BIRMINGHAM, Ala. (WIAT) — Researchers at UAB announced the first clinical-grade transplant of gene-edited pig kidneys into a brain-dead human Thursday.  

According to UAB, the peer-reviewed research outlining the successful transplant could pave the way for a new option to supply desperately needed organs.  

The study, published in the American Journal of Tansplantation, shows how UAB researchers tested the first human preclinical model for transplanting genetically modified pig kidneys into humans. The study recipient, Jim Parsons, had two modified pig kidneys transplanted after his kidneys were removed.  

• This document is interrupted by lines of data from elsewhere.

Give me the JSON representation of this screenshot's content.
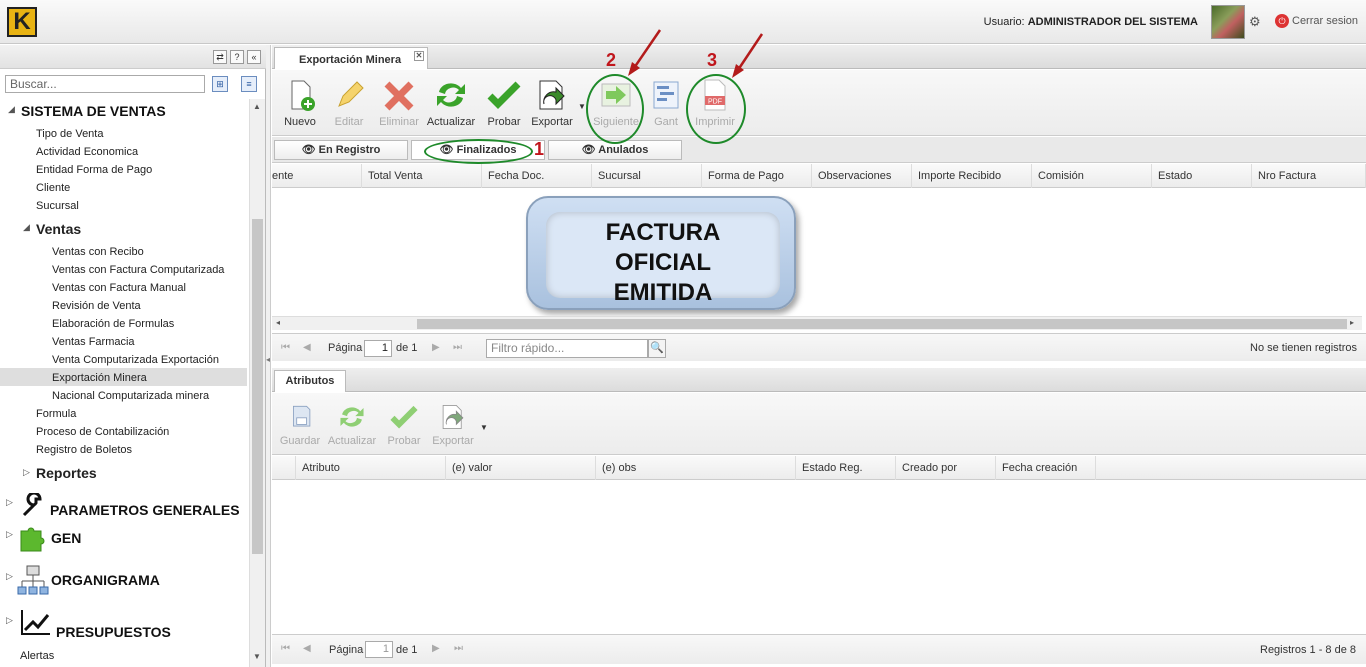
{
  "header": {
    "logo_letter": "K",
    "user_label": "Usuario:",
    "user_name": "ADMINISTRADOR DEL SISTEMA",
    "logout_label": "Cerrar sesion"
  },
  "sidebar": {
    "search_placeholder": "Buscar...",
    "items": [
      {
        "label": "SISTEMA DE VENTAS"
      },
      {
        "label": "Tipo de Venta"
      },
      {
        "label": "Actividad Economica"
      },
      {
        "label": "Entidad Forma de Pago"
      },
      {
        "label": "Cliente"
      },
      {
        "label": "Sucursal"
      },
      {
        "label": "Ventas"
      },
      {
        "label": "Ventas con Recibo"
      },
      {
        "label": "Ventas con Factura Computarizada"
      },
      {
        "label": "Ventas con Factura Manual"
      },
      {
        "label": "Revisión de Venta"
      },
      {
        "label": "Elaboración de Formulas"
      },
      {
        "label": "Ventas Farmacia"
      },
      {
        "label": "Venta Computarizada Exportación"
      },
      {
        "label": "Exportación Minera"
      },
      {
        "label": "Nacional Computarizada minera"
      },
      {
        "label": "Formula"
      },
      {
        "label": "Proceso de Contabilización"
      },
      {
        "label": "Registro de Boletos"
      },
      {
        "label": "Reportes"
      },
      {
        "label": "PARAMETROS GENERALES"
      },
      {
        "label": "GEN"
      },
      {
        "label": "ORGANIGRAMA"
      },
      {
        "label": "PRESUPUESTOS"
      },
      {
        "label": "Alertas"
      }
    ]
  },
  "main": {
    "tab_label": "Exportación Minera",
    "toolbar": [
      {
        "label": "Nuevo"
      },
      {
        "label": "Editar"
      },
      {
        "label": "Eliminar"
      },
      {
        "label": "Actualizar"
      },
      {
        "label": "Probar"
      },
      {
        "label": "Exportar"
      },
      {
        "label": "Siguiente"
      },
      {
        "label": "Gant"
      },
      {
        "label": "Imprimir"
      }
    ],
    "subtabs": [
      {
        "label": "En Registro"
      },
      {
        "label": "Finalizados"
      },
      {
        "label": "Anulados"
      }
    ],
    "columns": [
      "ente",
      "Total Venta",
      "Fecha Doc.",
      "Sucursal",
      "Forma de Pago",
      "Observaciones",
      "Importe Recibido",
      "Comisión",
      "Estado",
      "Nro Factura"
    ],
    "callout": [
      "FACTURA",
      "OFICIAL",
      "EMITIDA"
    ],
    "pager": {
      "page_label": "Página",
      "page_value": "1",
      "of_label": "de 1",
      "quick_filter_placeholder": "Filtro rápido...",
      "status": "No se tienen registros"
    },
    "annotations": [
      "1",
      "2",
      "3"
    ],
    "pdf_icon_text": "PDF"
  },
  "attributes": {
    "tab_label": "Atributos",
    "toolbar": [
      {
        "label": "Guardar"
      },
      {
        "label": "Actualizar"
      },
      {
        "label": "Probar"
      },
      {
        "label": "Exportar"
      }
    ],
    "columns": [
      "Atributo",
      "(e) valor",
      "(e) obs",
      "Estado Reg.",
      "Creado por",
      "Fecha creación"
    ],
    "pager": {
      "page_label": "Página",
      "page_value": "1",
      "of_label": "de 1",
      "status": "Registros 1 - 8 de 8"
    }
  }
}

“Along with our partners, we have made significant investments in xenotransplantation for almost a decade hoping for the kinds of results published today,” said Selwyn Vickers, M.D., dean of the UAB Heersink School of Medicine and CEO of the UAB Health System and UAB/Ascension St. Vincent’s Alliance. “Today’s results are a remarkable achievement for humanity and advance xenotransplant into the clinical realm.” 

WATCH BELOW: Dr. Selwyn Vickers’ full comments on the successful transplant

UAB said that for the first time, the pig kidneys transplanted were taken from pigs genetically modified with 10 gene edits making the kidneys viable for humans. The kidneys remained viable until the study ended 77 hours after transplant.  

“This game-changing moment in the history of medicine represents a paradigm shift and a major milestone in the field of xenotransplantation, which is arguably the best solution to the organ shortage crisis,” said Jayme Locke, M.D., director of the Comprehensive Transplant Institute in UAB’s Department of Surgery and lead surgeon for the study 

UAB said the gene edits in pigs reduce rejection and made the organ transplants possible and could help the thousands who face organ failure. UAB noted evaluating the modified kidneys in a human preclincial model research could provide important information about the safety and efficacy of those kidneys in human transplant recipients, including in a trial basis.  

The study was partly supported by a grant to UAB from United Therapeutics Corporation to launch the xenotransplantation program.   

Breaking down the study, UAB said each stage of the xenotransplant study approximated the steps that might be taken in a phase 1 xenotansplant clinical trial.  

The study recipient, 57-year-old Jim Parsons, was an organ donor through Legacy of Hope. Parsons’ family allowed UAB to maintain him on a ventilator to keep his body functioning after his organs were deemed not suitable for donation.  

“Mr. Parsons and his family allowed us to replicate precisely how we would perform this transplant in a living human. Their powerful contribution will save thousands of lives, and that could begin in the very near future,” Locke said. “Mr. Parsons’ gift honors his legacy and firmly establishes the viability, safety and feasibility of this preclinical model. Because of his gift, we have proposed this to be known as ‘The Parsons Model.’” 

“Jim was a never-met-a-stranger kind of guy who would talk to anyone and had no enemies—none,” Parsons’ former wife Julie O’Hara said. “Jim would have wanted to save as many people as he could with his death, and if he knew he could potentially save thousands and thousands of people by doing this, he would have had no hesitation. Our dream is that no other person dies waiting for a kidney, and we know that Jim is very proud that his death could potentially bring so much hope to others.”